Step 1- Research Your Options
It is important to first speak with the company you have your IRA through to inquire about the guidelines regarding borrowing from your account. Most IRA or retirement accounts will charge interest to the money you borrow. After assessing this interest rate, you will be able to research other loan options to see if lower rates are available to you. It is also suggested you inquire about the length of time for the loan, what your payment plan will be, how many loans may be taken from this account over the life of the account, and whether your payments will be deducted from your pay check or come as a monthly statement. Keep in mind that after you have borrowed this money, it will affect the rate at which your retirement grows until the loan has been paid in full.
Step 2- Look at the Advantages
Typically, taking a loan from your IRA is more advantageous than withdrawing from your account because you will not be subject to the same costly penalties since you are borrowing from yourself. The process of borrowing from your IRA requires less time allowing you access to money faster since the money borrowed is yours.

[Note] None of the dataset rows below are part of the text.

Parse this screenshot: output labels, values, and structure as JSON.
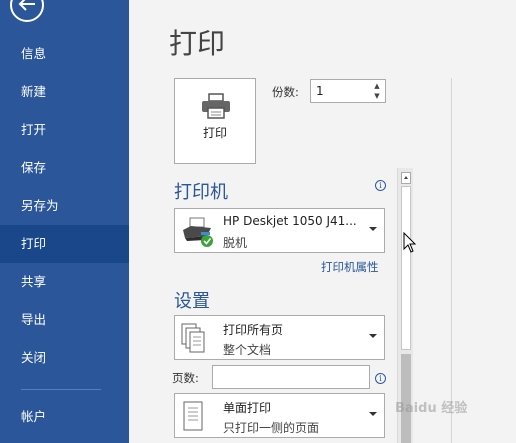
{
  "sidebar": {
    "back_label": "",
    "items": [
      {
        "label": "信息",
        "active": false
      },
      {
        "label": "新建",
        "active": false
      },
      {
        "label": "打开",
        "active": false
      },
      {
        "label": "保存",
        "active": false
      },
      {
        "label": "另存为",
        "active": false
      },
      {
        "label": "打印",
        "active": true
      },
      {
        "label": "共享",
        "active": false
      },
      {
        "label": "导出",
        "active": false
      },
      {
        "label": "关闭",
        "active": false
      }
    ],
    "account_label": "帐户",
    "bg_color": "#2b579a",
    "active_color": "#19478a"
  },
  "main": {
    "title": "打印",
    "print_button_label": "打印",
    "copies": {
      "label": "份数:",
      "value": "1"
    },
    "printer_section": {
      "heading": "打印机",
      "printer_name": "HP Deskjet 1050 J41...",
      "printer_status": "脱机",
      "properties_link": "打印机属性"
    },
    "settings_section": {
      "heading": "设置",
      "pages_dropdown": {
        "primary": "打印所有页",
        "secondary": "整个文档"
      },
      "pages_label": "页数:",
      "pages_value": "",
      "sides_dropdown": {
        "primary": "单面打印",
        "secondary": "只打印一侧的页面"
      }
    }
  },
  "watermark_text": "Baidu 经验",
  "icons": {
    "back": "arrow-left-icon",
    "printer": "printer-icon",
    "info": "info-icon",
    "caret": "chevron-down-icon"
  },
  "accent_color": "#2b579a"
}
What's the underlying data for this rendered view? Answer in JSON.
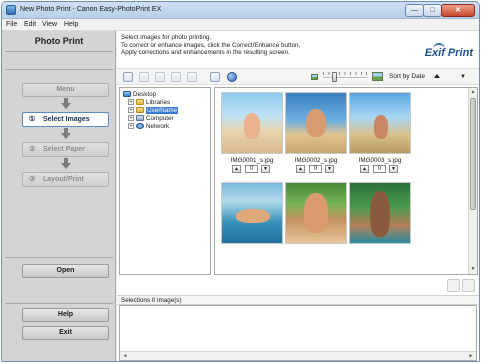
{
  "window": {
    "title": "New Photo Print - Canon Easy-PhotoPrint EX",
    "minimize": "—",
    "maximize": "□",
    "close": "✕"
  },
  "menubar": {
    "items": [
      {
        "label": "File"
      },
      {
        "label": "Edit"
      },
      {
        "label": "View"
      },
      {
        "label": "Help"
      }
    ]
  },
  "left_panel": {
    "title": "Photo Print",
    "menu_button": "Menu",
    "steps": [
      {
        "num": "①",
        "label": "Select Images",
        "state": "active"
      },
      {
        "num": "②",
        "label": "Select Paper",
        "state": "disabled"
      },
      {
        "num": "③",
        "label": "Layout/Print",
        "state": "disabled"
      }
    ],
    "open_button": "Open",
    "help_button": "Help",
    "exit_button": "Exit"
  },
  "instructions": {
    "line1": "Select images for photo printing.",
    "line2": "To correct or enhance images, click the Correct/Enhance button.",
    "line3": "Apply corrections and enhancements in the resulting screen.",
    "brand": "Exif Print"
  },
  "toolbar": {
    "icons": [
      "view-thumbnails-icon",
      "view-grid-icon",
      "correct-enhance-icon",
      "eraser-icon",
      "scanner-icon",
      "settings-icon",
      "globe-icon"
    ],
    "sort_label": "Sort by Date",
    "sort_arrow": "▼"
  },
  "folder_tree": [
    {
      "label": "Desktop",
      "icon": "desktop-icon",
      "expander": "",
      "selected": false
    },
    {
      "label": "Libraries",
      "icon": "folder-icon",
      "expander": "+",
      "selected": false
    },
    {
      "label": "UserName",
      "icon": "user-folder-icon",
      "expander": "+",
      "selected": true
    },
    {
      "label": "Computer",
      "icon": "computer-icon",
      "expander": "+",
      "selected": false
    },
    {
      "label": "Network",
      "icon": "network-icon",
      "expander": "+",
      "selected": false
    }
  ],
  "images": [
    {
      "filename": "IMG0001_s.jpg",
      "copies": "0"
    },
    {
      "filename": "IMG0002_s.jpg",
      "copies": "0"
    },
    {
      "filename": "IMG0003_s.jpg",
      "copies": "0"
    },
    {
      "filename": "",
      "copies": ""
    },
    {
      "filename": "",
      "copies": ""
    },
    {
      "filename": "",
      "copies": ""
    }
  ],
  "spinner": {
    "up": "▲",
    "down": "▼"
  },
  "selections": {
    "label": "Selections 0 image(s)"
  },
  "scroll": {
    "up": "▲",
    "down": "▼",
    "left": "◄",
    "right": "►"
  }
}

Step 3- Assessing the Disadvantages
Just as there are advantages, there are also disadvantages in borrowing from your IRA. One of the disadvantages is the money you withdraw will slow the growth of your retirement since it is not physically in the account. Another important factor to consider is what would happen if you were to leave your job, is your IRA portable? If you are unable to pay this money back after changing jobs, you may be subject to the 10 percent withdrawl penalty and the money will be taxed. Lastly, take into consideration that the money withdrawn will affect the amount of income you bring home since it is an additional monthly payment.
Step 4- How Much Money Do You Need
After researching your loan options and evaluating the advantages and disadvantage, sit down and figure out how much money you will need to address the issue at hand. The goal is to borrow only what is necessary to minimize the amount of money you withdraw, therefore leaving maximal money for growth.
Step 5- Speaking with Human Resources
After deciding you want to borrow from your IRA and figuring out the dollar amount needed, you will be ready to speak with the Human Resources department at your job. You will need to inquire about whether or not this will have any impact on their contributions to your retirement, if there is any paperwork they require you to fill out, and if your loan payments can be directly debited from your pay check.
Step 6- Applying for the Loan
Now you are ready to speak with the company you have your IRA through and start the loan process. Many companies offer this application online or over the phone with a representative. You also have the ability to look at your institution online to find out what information is necessary in order to complete the application process. This process is typically not too lengthy, at most ten days, and you may have the option to receive your funds through direct deposit.